A master of interior portraiture—think of those Vermeer-like shots of the mother washing dishes in The Long Day Closes, her face half-lit by diffused late-afternoon sun from some off-screen window—Davies opens out here, capturing the vast Scottish exteriors, in times of both summer verdure and autumn harvest, with widescreen epic classicism. Aside from some memorable, painterly moments from The House of Mirth, landscape images are mostly new for Davies, who has long preferred more everyday urban portraiture, a natural result of his working-class, Liverpool childhood. The exteriors of Sunset Song were shot on 65mm film, the interiors were captured digitally, and they offer different kinds of rapture, the former taking in the vastness of the land with hushed, God-like awe, the latter almost unbearably human, hunkering down in the burnished shadows of rooms sometimes lit by a single candle. (Davies says the images were inspired by the work of Danish painter Vilhelm Hammershøi, a master of plain, softly illuminated interiors, with human figures often turned away, looking out a window or finishing household chores.)

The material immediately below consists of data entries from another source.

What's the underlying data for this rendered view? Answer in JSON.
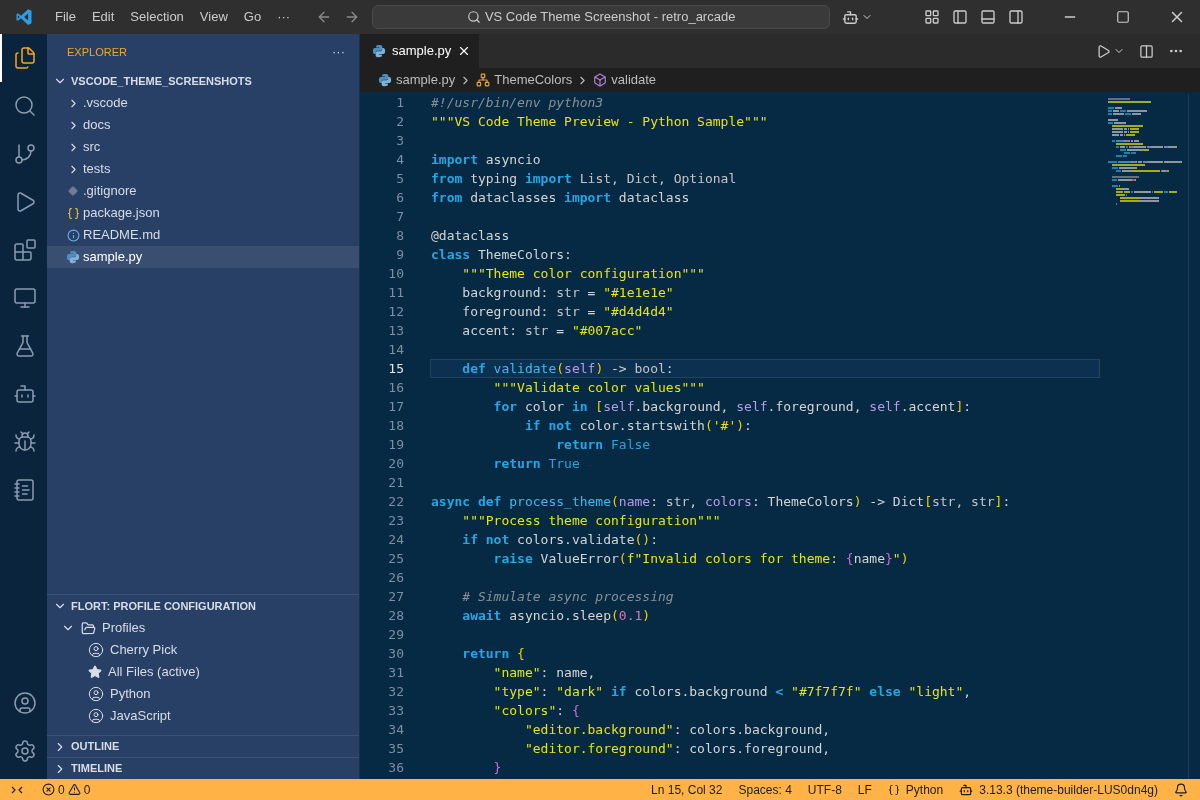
{
  "title_bar": {
    "menu": [
      "File",
      "Edit",
      "Selection",
      "View",
      "Go",
      "···"
    ],
    "search": "VS Code Theme Screenshot - retro_arcade"
  },
  "activity_bar": {
    "top": [
      {
        "kind": "files",
        "selected": true
      },
      {
        "kind": "search",
        "selected": false
      },
      {
        "kind": "source-control",
        "selected": false
      },
      {
        "kind": "run",
        "selected": false
      },
      {
        "kind": "extensions",
        "selected": false
      },
      {
        "kind": "remote",
        "selected": false
      },
      {
        "kind": "testing",
        "selected": false
      },
      {
        "kind": "alien",
        "selected": false
      },
      {
        "kind": "bug",
        "selected": false
      },
      {
        "kind": "notebook",
        "selected": false
      }
    ],
    "bottom": [
      {
        "kind": "account"
      },
      {
        "kind": "settings"
      }
    ]
  },
  "sidebar": {
    "title": "EXPLORER",
    "more": "···",
    "folder": {
      "name": "VSCODE_THEME_SCREENSHOTS",
      "expanded": true,
      "items": [
        {
          "name": ".vscode",
          "kind": "folder",
          "expanded": false,
          "selected": false
        },
        {
          "name": "docs",
          "kind": "folder",
          "expanded": false,
          "selected": false
        },
        {
          "name": "src",
          "kind": "folder",
          "expanded": false,
          "selected": false
        },
        {
          "name": "tests",
          "kind": "folder",
          "expanded": false,
          "selected": false
        },
        {
          "name": ".gitignore",
          "kind": "gitignore",
          "selected": false
        },
        {
          "name": "package.json",
          "kind": "json",
          "selected": false
        },
        {
          "name": "README.md",
          "kind": "info",
          "selected": false
        },
        {
          "name": "sample.py",
          "kind": "python",
          "selected": true
        }
      ]
    },
    "profiles": {
      "title": "FLORT: PROFILE CONFIGURATION",
      "expanded": true,
      "group": {
        "label": "Profiles",
        "expanded": true,
        "children": [
          {
            "label": "Cherry Pick",
            "kind": "profile"
          },
          {
            "label": "All Files (active)",
            "kind": "active"
          },
          {
            "label": "Python",
            "kind": "profile"
          },
          {
            "label": "JavaScript",
            "kind": "profile"
          }
        ]
      }
    },
    "sections": [
      {
        "title": "OUTLINE",
        "expanded": false
      },
      {
        "title": "TIMELINE",
        "expanded": false
      }
    ]
  },
  "editor": {
    "tabs": [
      {
        "label": "sample.py",
        "selected": true
      }
    ],
    "breadcrumbs": [
      {
        "label": "sample.py",
        "kind": "python"
      },
      {
        "label": "ThemeColors",
        "kind": "class"
      },
      {
        "label": "validate",
        "kind": "method"
      }
    ],
    "lines": [
      {
        "n": "1",
        "current": false,
        "tokens": [
          {
            "text": "#!/usr/bin/env python3",
            "kind": "cm"
          }
        ]
      },
      {
        "n": "2",
        "current": false,
        "tokens": [
          {
            "text": "\"\"\"VS Code Theme Preview - Python Sample\"\"\"",
            "kind": "str"
          }
        ]
      },
      {
        "n": "3",
        "current": false
      },
      {
        "n": "4",
        "current": false,
        "tokens": [
          {
            "text": "import",
            "kind": "kw"
          },
          {
            "text": " asyncio",
            "kind": "pl"
          }
        ]
      },
      {
        "n": "5",
        "current": false,
        "tokens": [
          {
            "text": "from",
            "kind": "kw"
          },
          {
            "text": " typing ",
            "kind": "pl"
          },
          {
            "text": "import",
            "kind": "kw"
          },
          {
            "text": " List, Dict, Optional",
            "kind": "ty"
          }
        ]
      },
      {
        "n": "6",
        "current": false,
        "tokens": [
          {
            "text": "from",
            "kind": "kw"
          },
          {
            "text": " dataclasses ",
            "kind": "pl"
          },
          {
            "text": "import",
            "kind": "kw"
          },
          {
            "text": " dataclass",
            "kind": "pl"
          }
        ]
      },
      {
        "n": "7",
        "current": false
      },
      {
        "n": "8",
        "current": false,
        "tokens": [
          {
            "text": "@dataclass",
            "kind": "pl"
          }
        ]
      },
      {
        "n": "9",
        "current": false,
        "tokens": [
          {
            "text": "class",
            "kind": "kw"
          },
          {
            "text": " ThemeColors:",
            "kind": "pl"
          }
        ]
      },
      {
        "n": "10",
        "current": false,
        "tokens": [
          {
            "text": "    \"\"\"Theme color configuration\"\"\"",
            "kind": "str"
          }
        ]
      },
      {
        "n": "11",
        "current": false,
        "tokens": [
          {
            "text": "    background: ",
            "kind": "pl"
          },
          {
            "text": "str",
            "kind": "ty"
          },
          {
            "text": " = ",
            "kind": "pl"
          },
          {
            "text": "\"#1e1e1e\"",
            "kind": "str"
          }
        ]
      },
      {
        "n": "12",
        "current": false,
        "tokens": [
          {
            "text": "    foreground: ",
            "kind": "pl"
          },
          {
            "text": "str",
            "kind": "ty"
          },
          {
            "text": " = ",
            "kind": "pl"
          },
          {
            "text": "\"#d4d4d4\"",
            "kind": "str"
          }
        ]
      },
      {
        "n": "13",
        "current": false,
        "tokens": [
          {
            "text": "    accent: ",
            "kind": "pl"
          },
          {
            "text": "str",
            "kind": "ty"
          },
          {
            "text": " = ",
            "kind": "pl"
          },
          {
            "text": "\"#007acc\"",
            "kind": "str"
          }
        ]
      },
      {
        "n": "14",
        "current": false
      },
      {
        "n": "15",
        "current": true,
        "tokens": [
          {
            "text": "    def",
            "kind": "kw"
          },
          {
            "text": " validate",
            "kind": "fn"
          },
          {
            "text": "(",
            "kind": "br"
          },
          {
            "text": "self",
            "kind": "self"
          },
          {
            "text": ")",
            "kind": "br"
          },
          {
            "text": " -> ",
            "kind": "pl"
          },
          {
            "text": "bool",
            "kind": "ty"
          },
          {
            "text": ":",
            "kind": "pl"
          }
        ]
      },
      {
        "n": "16",
        "current": false,
        "tokens": [
          {
            "text": "        \"\"\"Validate color values\"\"\"",
            "kind": "str"
          }
        ]
      },
      {
        "n": "17",
        "current": false,
        "tokens": [
          {
            "text": "        for",
            "kind": "kw"
          },
          {
            "text": " color ",
            "kind": "pl"
          },
          {
            "text": "in",
            "kind": "kw"
          },
          {
            "text": " [",
            "kind": "br"
          },
          {
            "text": "self",
            "kind": "self"
          },
          {
            "text": ".background, ",
            "kind": "pl"
          },
          {
            "text": "self",
            "kind": "self"
          },
          {
            "text": ".foreground, ",
            "kind": "pl"
          },
          {
            "text": "self",
            "kind": "self"
          },
          {
            "text": ".accent",
            "kind": "pl"
          },
          {
            "text": "]",
            "kind": "br"
          },
          {
            "text": ":",
            "kind": "pl"
          }
        ]
      },
      {
        "n": "18",
        "current": false,
        "tokens": [
          {
            "text": "            if not",
            "kind": "kw"
          },
          {
            "text": " color.startswith",
            "kind": "pl"
          },
          {
            "text": "(",
            "kind": "br"
          },
          {
            "text": "'#'",
            "kind": "str"
          },
          {
            "text": ")",
            "kind": "br"
          },
          {
            "text": ":",
            "kind": "pl"
          }
        ]
      },
      {
        "n": "19",
        "current": false,
        "tokens": [
          {
            "text": "                return",
            "kind": "kw"
          },
          {
            "text": " False",
            "kind": "const"
          }
        ]
      },
      {
        "n": "20",
        "current": false,
        "tokens": [
          {
            "text": "        return",
            "kind": "kw"
          },
          {
            "text": " True",
            "kind": "const"
          }
        ]
      },
      {
        "n": "21",
        "current": false
      },
      {
        "n": "22",
        "current": false,
        "tokens": [
          {
            "text": "async def",
            "kind": "kw"
          },
          {
            "text": " process_theme",
            "kind": "fn"
          },
          {
            "text": "(",
            "kind": "br"
          },
          {
            "text": "name",
            "kind": "self"
          },
          {
            "text": ": ",
            "kind": "pl"
          },
          {
            "text": "str",
            "kind": "ty"
          },
          {
            "text": ", ",
            "kind": "pl"
          },
          {
            "text": "colors",
            "kind": "self"
          },
          {
            "text": ": ThemeColors",
            "kind": "pl"
          },
          {
            "text": ")",
            "kind": "br"
          },
          {
            "text": " -> Dict",
            "kind": "pl"
          },
          {
            "text": "[",
            "kind": "br"
          },
          {
            "text": "str, str",
            "kind": "ty"
          },
          {
            "text": "]",
            "kind": "br"
          },
          {
            "text": ":",
            "kind": "pl"
          }
        ]
      },
      {
        "n": "23",
        "current": false,
        "tokens": [
          {
            "text": "    \"\"\"Process theme configuration\"\"\"",
            "kind": "str"
          }
        ]
      },
      {
        "n": "24",
        "current": false,
        "tokens": [
          {
            "text": "    if not",
            "kind": "kw"
          },
          {
            "text": " colors.validate",
            "kind": "pl"
          },
          {
            "text": "()",
            "kind": "br"
          },
          {
            "text": ":",
            "kind": "pl"
          }
        ]
      },
      {
        "n": "25",
        "current": false,
        "tokens": [
          {
            "text": "        raise",
            "kind": "kw"
          },
          {
            "text": " ValueError",
            "kind": "pl"
          },
          {
            "text": "(",
            "kind": "br"
          },
          {
            "text": "f\"Invalid colors for theme: ",
            "kind": "str"
          },
          {
            "text": "{",
            "kind": "br2"
          },
          {
            "text": "name",
            "kind": "pl"
          },
          {
            "text": "}",
            "kind": "br2"
          },
          {
            "text": "\"",
            "kind": "str"
          },
          {
            "text": ")",
            "kind": "br"
          }
        ]
      },
      {
        "n": "26",
        "current": false
      },
      {
        "n": "27",
        "current": false,
        "tokens": [
          {
            "text": "    # Simulate async processing",
            "kind": "cm"
          }
        ]
      },
      {
        "n": "28",
        "current": false,
        "tokens": [
          {
            "text": "    await",
            "kind": "kw"
          },
          {
            "text": " asyncio.sleep",
            "kind": "pl"
          },
          {
            "text": "(",
            "kind": "br"
          },
          {
            "text": "0.1",
            "kind": "num"
          },
          {
            "text": ")",
            "kind": "br"
          }
        ]
      },
      {
        "n": "29",
        "current": false
      },
      {
        "n": "30",
        "current": false,
        "tokens": [
          {
            "text": "    return",
            "kind": "kw"
          },
          {
            "text": " {",
            "kind": "br"
          }
        ]
      },
      {
        "n": "31",
        "current": false,
        "tokens": [
          {
            "text": "        \"name\"",
            "kind": "str"
          },
          {
            "text": ": name,",
            "kind": "pl"
          }
        ]
      },
      {
        "n": "32",
        "current": false,
        "tokens": [
          {
            "text": "        \"type\"",
            "kind": "str"
          },
          {
            "text": ": ",
            "kind": "pl"
          },
          {
            "text": "\"dark\"",
            "kind": "str"
          },
          {
            "text": " if",
            "kind": "kw"
          },
          {
            "text": " colors.background ",
            "kind": "pl"
          },
          {
            "text": "<",
            "kind": "kw"
          },
          {
            "text": " \"#7f7f7f\"",
            "kind": "str"
          },
          {
            "text": " else",
            "kind": "kw"
          },
          {
            "text": " \"light\"",
            "kind": "str"
          },
          {
            "text": ",",
            "kind": "pl"
          }
        ]
      },
      {
        "n": "33",
        "current": false,
        "tokens": [
          {
            "text": "        \"colors\"",
            "kind": "str"
          },
          {
            "text": ": ",
            "kind": "pl"
          },
          {
            "text": "{",
            "kind": "br2"
          }
        ]
      },
      {
        "n": "34",
        "current": false,
        "tokens": [
          {
            "text": "            \"editor.background\"",
            "kind": "str"
          },
          {
            "text": ": colors.background,",
            "kind": "pl"
          }
        ]
      },
      {
        "n": "35",
        "current": false,
        "tokens": [
          {
            "text": "            \"editor.foreground\"",
            "kind": "str"
          },
          {
            "text": ": colors.foreground,",
            "kind": "pl"
          }
        ]
      },
      {
        "n": "36",
        "current": false,
        "tokens": [
          {
            "text": "        }",
            "kind": "br2"
          }
        ]
      }
    ]
  },
  "status_bar": {
    "errors": "0",
    "warnings": "0",
    "items": [
      {
        "text": "Ln 15, Col 32",
        "kind": "text"
      },
      {
        "text": "Spaces: 4",
        "kind": "text"
      },
      {
        "text": "UTF-8",
        "kind": "text"
      },
      {
        "text": "LF",
        "kind": "text"
      },
      {
        "text": "Python",
        "kind": "language"
      },
      {
        "text": "3.13.3 (theme-builder-LUS0dn4g)",
        "kind": "copilot"
      }
    ]
  }
}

Davies signals a decisive break in his narrative with a centerpiece sequence of swelling beauty, following a group of Blawearie peasants as they walk across golden wheat fields and descend a hill to Sunday services at the local church. Davies allows the entirety of the sublime Scottish choral hymn “All in the April Evening” to play out, finishing with a forward tracking shot down the center aisle, ending on the pastor at his pulpit as a shaft of sunlight emanates from the windows, flooding the room. To Davies, the lapsed Catholic and ever the religious skeptic, this is hardly the light of truth, however. The parishioners are now subject to a sermon encouraging war, calling on all the townsmen to enlist in the country’s impending conflict with Germany, dubbing Kaiser Wilhelm II the “Antichrist,” and threatening to tag those who do not engage as cowards. From this point forward, Sunset Song is a war film, as brutal as any despite the fact that it mostly stays on the home front and from Chris’s ever patient, if increasingly mournful perspective.

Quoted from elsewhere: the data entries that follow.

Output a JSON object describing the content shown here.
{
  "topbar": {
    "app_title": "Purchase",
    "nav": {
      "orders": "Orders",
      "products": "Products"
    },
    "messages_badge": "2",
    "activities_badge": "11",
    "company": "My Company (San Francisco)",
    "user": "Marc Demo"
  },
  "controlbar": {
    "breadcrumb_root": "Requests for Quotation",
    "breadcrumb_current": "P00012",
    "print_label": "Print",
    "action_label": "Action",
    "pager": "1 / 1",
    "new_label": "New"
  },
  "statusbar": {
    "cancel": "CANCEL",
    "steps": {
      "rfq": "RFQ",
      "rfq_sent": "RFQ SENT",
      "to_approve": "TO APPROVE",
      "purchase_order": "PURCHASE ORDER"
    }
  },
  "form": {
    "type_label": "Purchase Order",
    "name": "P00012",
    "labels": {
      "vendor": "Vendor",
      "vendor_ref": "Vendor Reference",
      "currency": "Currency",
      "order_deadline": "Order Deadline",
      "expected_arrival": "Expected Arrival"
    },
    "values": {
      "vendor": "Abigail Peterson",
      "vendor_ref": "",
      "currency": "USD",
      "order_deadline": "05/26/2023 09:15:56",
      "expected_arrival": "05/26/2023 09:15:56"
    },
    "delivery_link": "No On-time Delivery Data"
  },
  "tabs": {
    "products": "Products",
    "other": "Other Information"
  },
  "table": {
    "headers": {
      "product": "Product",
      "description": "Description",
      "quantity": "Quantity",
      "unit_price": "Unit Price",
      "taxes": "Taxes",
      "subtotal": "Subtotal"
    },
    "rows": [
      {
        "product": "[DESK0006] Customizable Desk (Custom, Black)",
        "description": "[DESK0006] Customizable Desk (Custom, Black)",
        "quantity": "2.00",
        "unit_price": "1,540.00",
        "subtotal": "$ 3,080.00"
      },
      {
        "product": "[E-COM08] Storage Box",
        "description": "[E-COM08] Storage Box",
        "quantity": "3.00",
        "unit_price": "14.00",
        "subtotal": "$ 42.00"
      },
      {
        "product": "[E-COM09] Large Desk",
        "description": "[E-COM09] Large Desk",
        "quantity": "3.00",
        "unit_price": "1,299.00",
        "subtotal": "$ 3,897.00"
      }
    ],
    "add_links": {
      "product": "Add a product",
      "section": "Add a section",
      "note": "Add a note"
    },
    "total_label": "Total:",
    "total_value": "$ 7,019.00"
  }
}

Davies, who has often spoken of the frighteningly abusive home life of his childhood, has stated in interviews that he abhors sensationalized screen violence; nevertheless he has made a violent film here, even if the blood is kept largely off-screen. In the film’s final third, there is a scene of rape that is shot discreetly, and is all the more powerful for it; Davies’s unorthodox decision to feature the man nude and the brutalized woman clothed somehow makes the attack even more animal. The depiction of the evil that men do, however, is all the more powerful for the forgiveness that Davies’s protagonist shows in its wake. In the film’s daring final passage, the point of identification and chronology slightly alter, and Davies offers the kind of forthright emotional clarity that exists wholly outside the trends of contemporary cinema, and which is perhaps more passionately charged than the director’s previous films ever dared. Chris endures, and her sorrowful love and Christ-like forbearance grant the film a humane, earthbound spirituality that Davies’s atheism might otherwise not allow for.